The grave of Rev. George Michael Weiss (d. 1761), the first ordained Reformed minister to come to America, is found in front of the present church along with that of Rev. John Theobald Faber, Sr. (d. 1788), who was stricken while preaching in the pulpit. There are seven former pastors of the church buried in the cemetery grounds.
A record of the family names that are decipherable from the gravestones can be found in church records.
On Memorial Sunday, we remember those who served and died in the defense of our country and the freedoms we hold dear.
We also lift up and remember those loved ones (members, family, and friends) of New Gosh who entered into eternal life over the last year. Typically candles are lit during the church services and the carillon bells are tolled once for each loved one we remember.
The New Cemetery is organized in lots defined by a letter and a number, as shown in the map (to the right). Each lot is then divided into 8 grave locations.
The caretaker for all property related matters including the Church building, the Cemetery, Park, and grounds is Tim Gross (cell: 215-272-3386).
Grave Tales & Tours
New Goshenhoppen has been pleased to bring in the WS Hancock Society to present “Grave Tales”. Grave Tales offers a guided walking tour through our cemetery, covering funeral practices and historical accounts at various graves. Presenters dress in period costume and station themselves beside graves to tell the stories of persons buried here. People who attend Grave Tales should bring a flashlight and wear appropriate clothing for the weather and good walking shoes. The WS Hancock Society hosts Grave Tales at various cemeteries throughout the region, offering both daytime and nighttime tours.

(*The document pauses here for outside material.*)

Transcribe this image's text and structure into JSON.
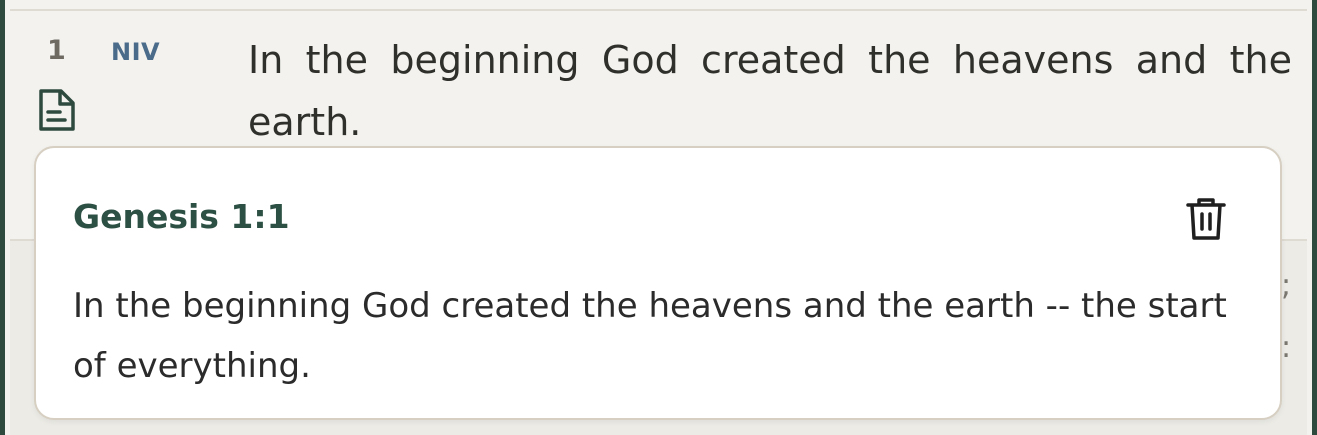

The New Goshenhoppen Historical Committee has also given group tours of parts of the cemetery, informational walks around the outside of the church building, and tours of the inside of the church. A DVD of the history of the Church is available upon request.